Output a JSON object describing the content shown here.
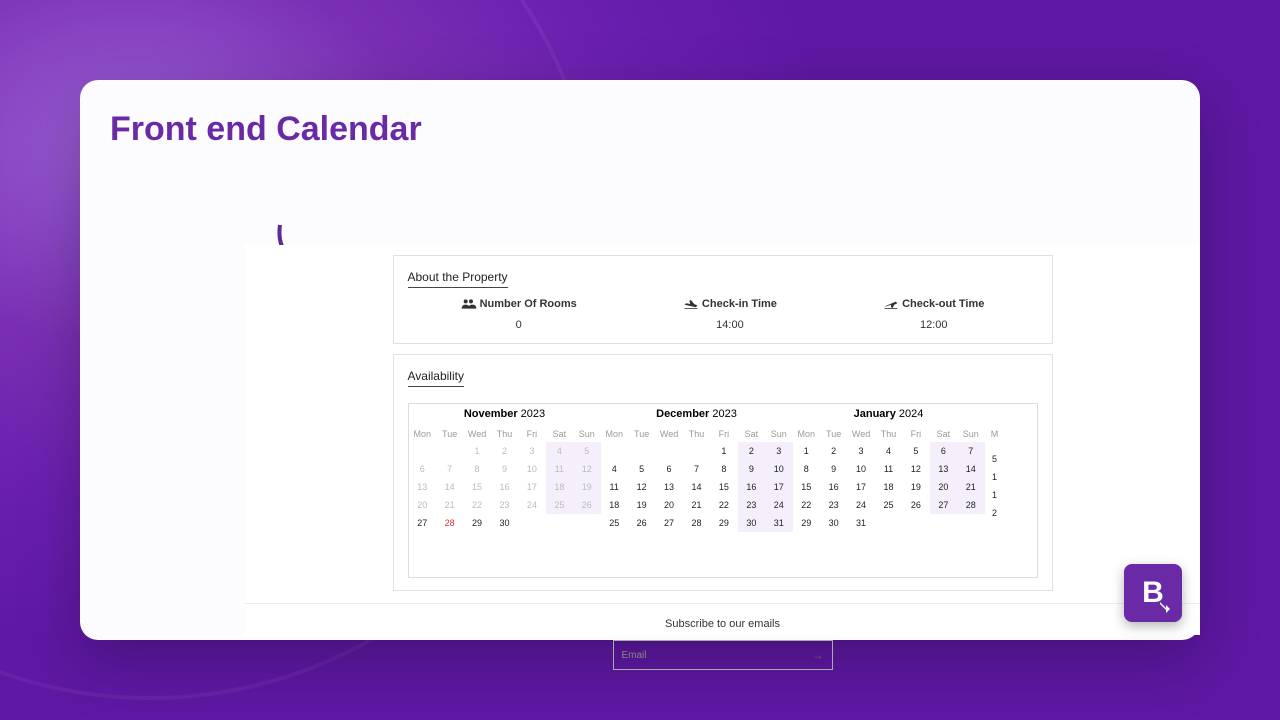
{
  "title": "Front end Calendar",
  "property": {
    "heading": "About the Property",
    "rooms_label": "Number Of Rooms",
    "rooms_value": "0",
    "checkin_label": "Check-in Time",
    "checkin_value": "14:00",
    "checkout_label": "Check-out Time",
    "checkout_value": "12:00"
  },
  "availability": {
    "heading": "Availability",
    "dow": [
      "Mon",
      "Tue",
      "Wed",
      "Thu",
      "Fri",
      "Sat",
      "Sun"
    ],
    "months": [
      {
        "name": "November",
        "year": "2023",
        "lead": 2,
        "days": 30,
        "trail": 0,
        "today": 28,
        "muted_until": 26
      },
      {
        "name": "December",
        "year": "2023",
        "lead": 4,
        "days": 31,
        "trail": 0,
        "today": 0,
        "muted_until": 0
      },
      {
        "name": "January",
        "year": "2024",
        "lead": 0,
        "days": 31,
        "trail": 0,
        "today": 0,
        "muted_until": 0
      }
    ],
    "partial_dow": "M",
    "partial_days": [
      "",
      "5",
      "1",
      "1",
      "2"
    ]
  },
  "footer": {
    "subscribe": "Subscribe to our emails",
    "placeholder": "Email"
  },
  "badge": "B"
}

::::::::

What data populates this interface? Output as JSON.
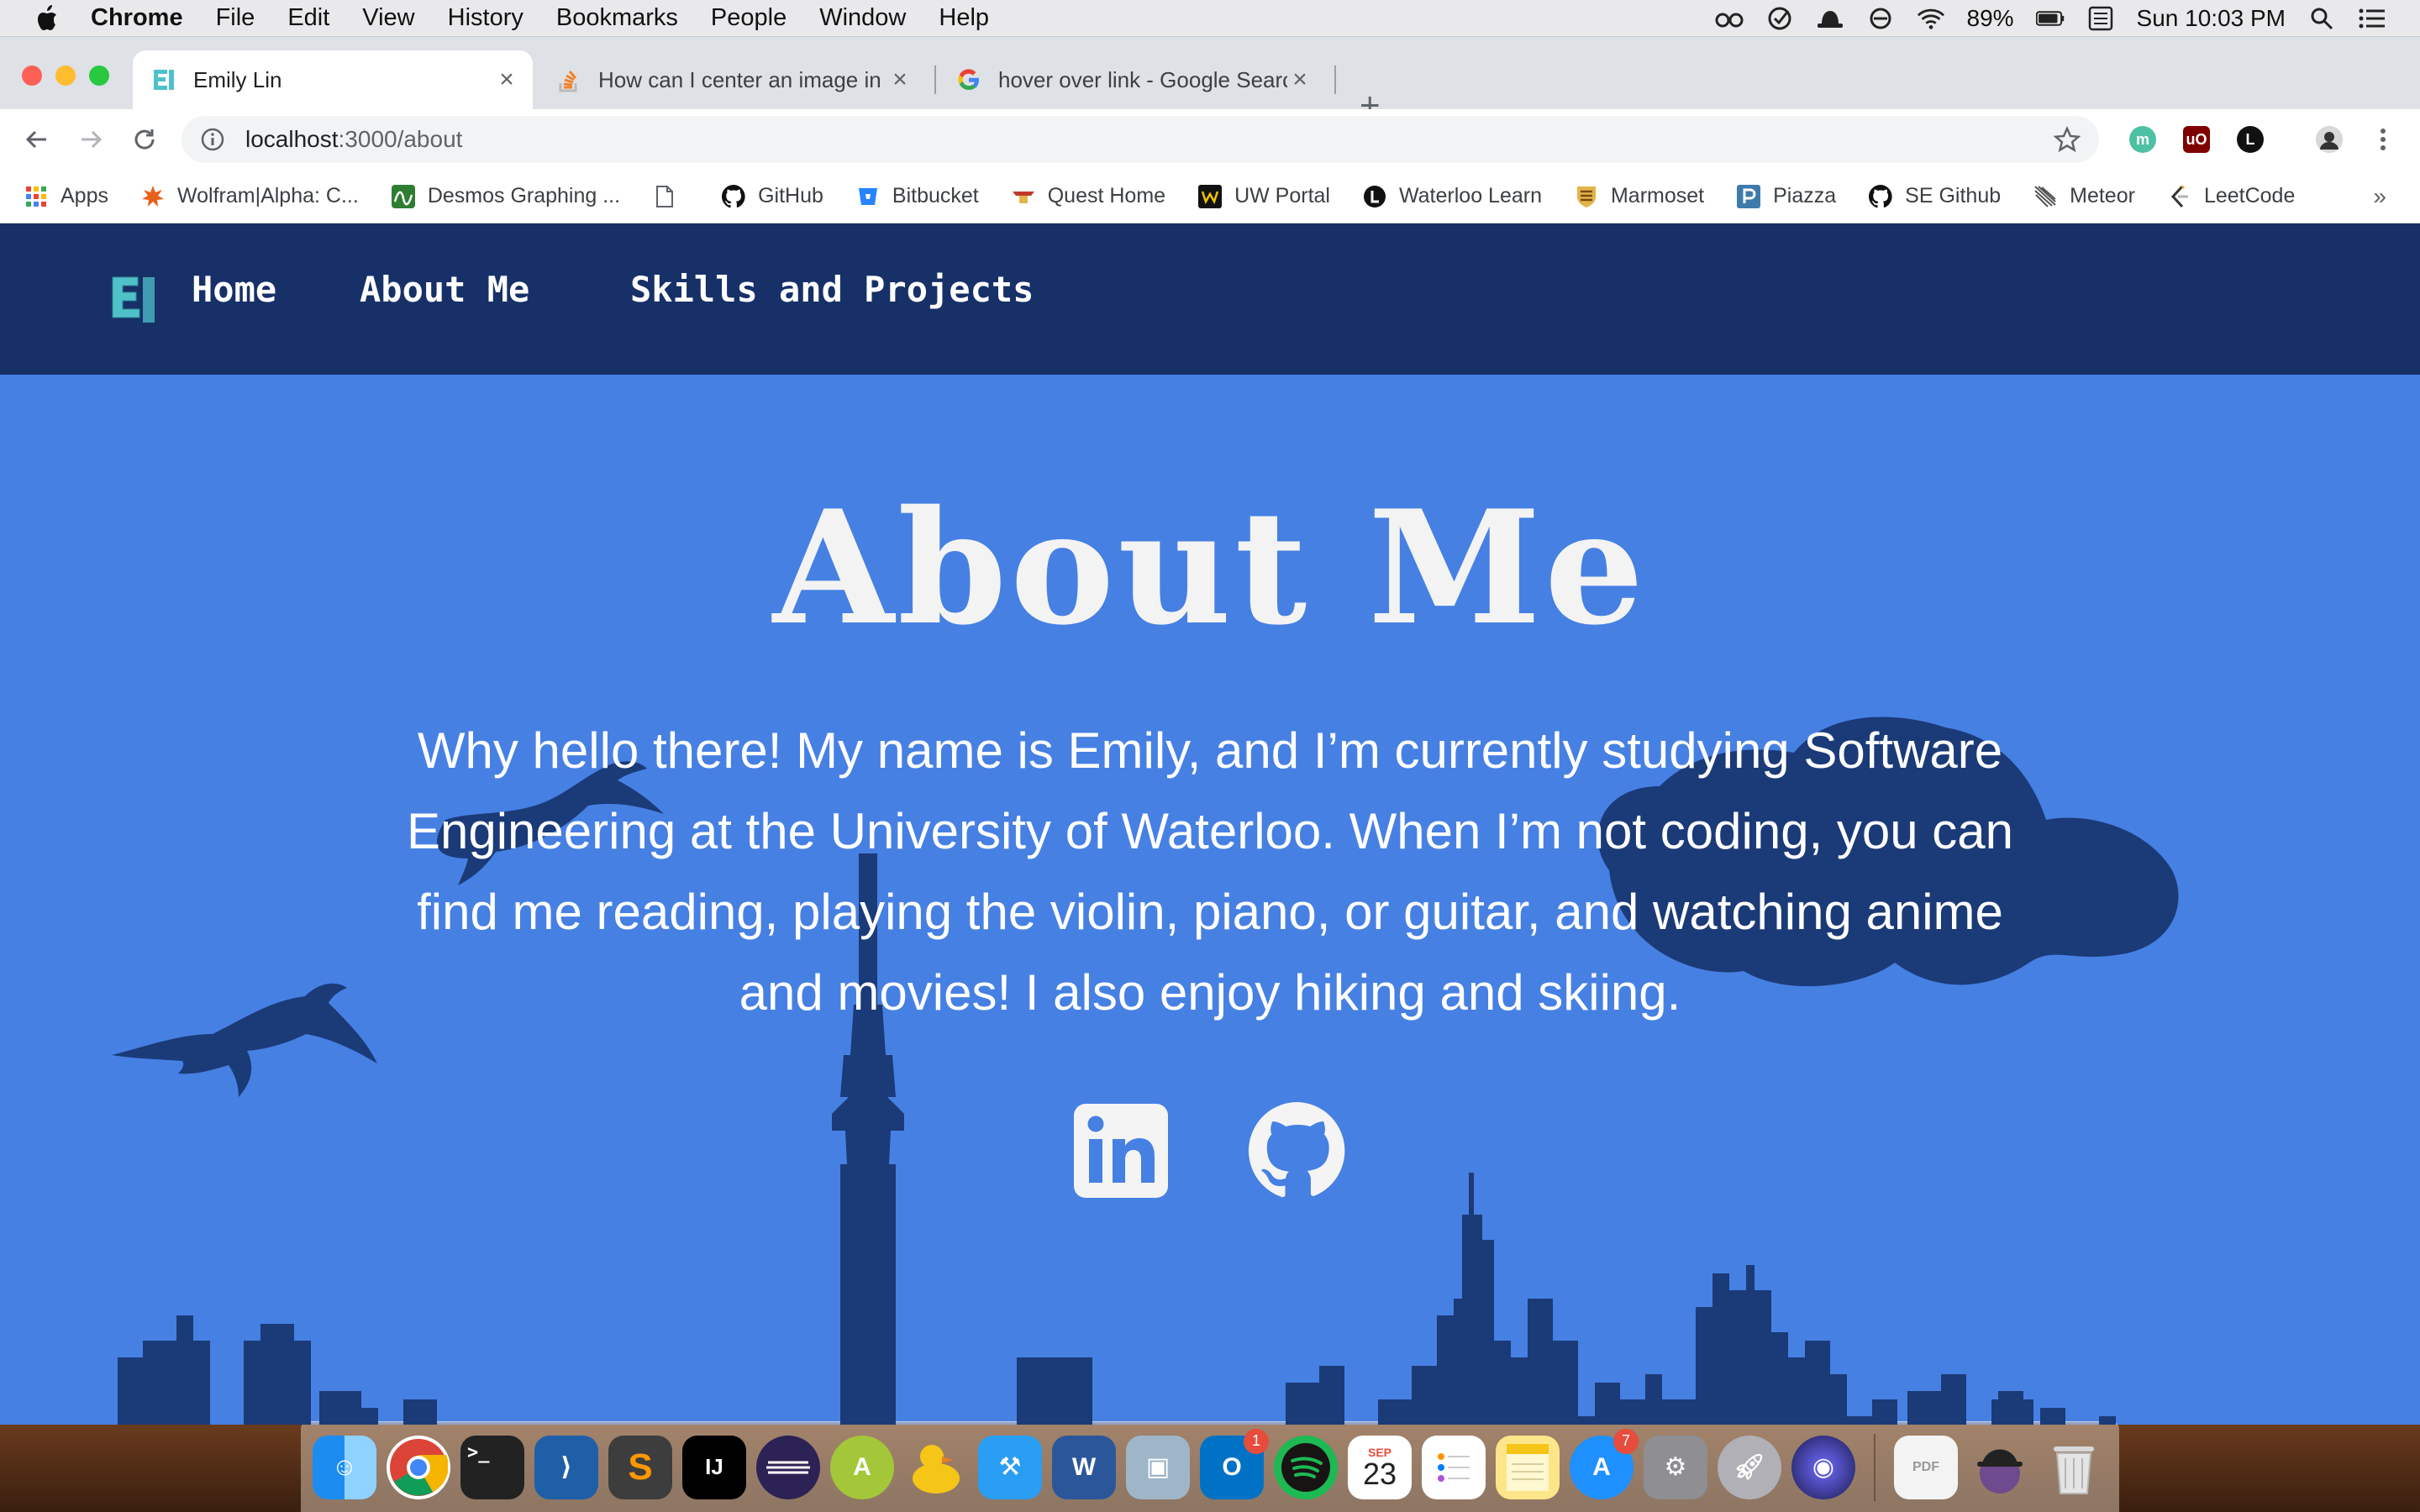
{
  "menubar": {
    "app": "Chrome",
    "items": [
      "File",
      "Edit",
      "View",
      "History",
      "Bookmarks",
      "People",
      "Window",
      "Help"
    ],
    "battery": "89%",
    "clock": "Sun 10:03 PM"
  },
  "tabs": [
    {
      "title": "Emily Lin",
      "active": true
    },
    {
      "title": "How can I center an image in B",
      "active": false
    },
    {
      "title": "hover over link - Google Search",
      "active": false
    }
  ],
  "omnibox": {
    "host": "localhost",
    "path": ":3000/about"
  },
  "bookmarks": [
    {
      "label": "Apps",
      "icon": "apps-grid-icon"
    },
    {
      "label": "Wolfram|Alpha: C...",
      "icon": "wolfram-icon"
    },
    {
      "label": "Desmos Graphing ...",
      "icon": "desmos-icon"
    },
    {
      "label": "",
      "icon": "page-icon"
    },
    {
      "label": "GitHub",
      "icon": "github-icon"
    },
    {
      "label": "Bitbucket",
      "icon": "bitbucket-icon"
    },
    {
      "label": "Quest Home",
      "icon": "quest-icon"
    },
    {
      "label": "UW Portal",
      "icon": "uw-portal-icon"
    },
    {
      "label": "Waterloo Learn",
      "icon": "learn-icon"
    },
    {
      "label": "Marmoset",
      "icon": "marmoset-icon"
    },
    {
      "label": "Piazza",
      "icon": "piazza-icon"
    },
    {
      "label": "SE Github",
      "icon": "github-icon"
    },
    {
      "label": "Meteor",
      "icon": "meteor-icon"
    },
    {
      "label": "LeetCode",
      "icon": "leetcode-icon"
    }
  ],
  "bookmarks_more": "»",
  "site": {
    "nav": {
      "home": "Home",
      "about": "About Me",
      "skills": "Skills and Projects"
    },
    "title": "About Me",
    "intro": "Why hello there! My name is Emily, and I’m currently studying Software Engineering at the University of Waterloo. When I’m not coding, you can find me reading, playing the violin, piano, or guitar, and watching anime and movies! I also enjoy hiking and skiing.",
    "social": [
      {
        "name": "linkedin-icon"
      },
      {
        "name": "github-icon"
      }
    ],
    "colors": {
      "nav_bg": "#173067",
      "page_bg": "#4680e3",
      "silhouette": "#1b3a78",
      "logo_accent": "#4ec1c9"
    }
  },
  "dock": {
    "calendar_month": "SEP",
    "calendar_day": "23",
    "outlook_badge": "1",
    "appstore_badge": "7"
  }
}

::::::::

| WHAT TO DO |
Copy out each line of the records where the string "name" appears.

| YOUR SOLUTION |
        "name": "November",
        "name": "December",
        "name": "January",
    "intro": "Why hello there! My name is Emily, and I’m currently studying Software Engineering at the University of Waterloo. When I’m not coding, you can find me reading, playing the violin, piano, or guitar, and watching anime and movies! I also enjoy hiking and skiing.",
        "name": "linkedin-icon"
        "name": "github-icon"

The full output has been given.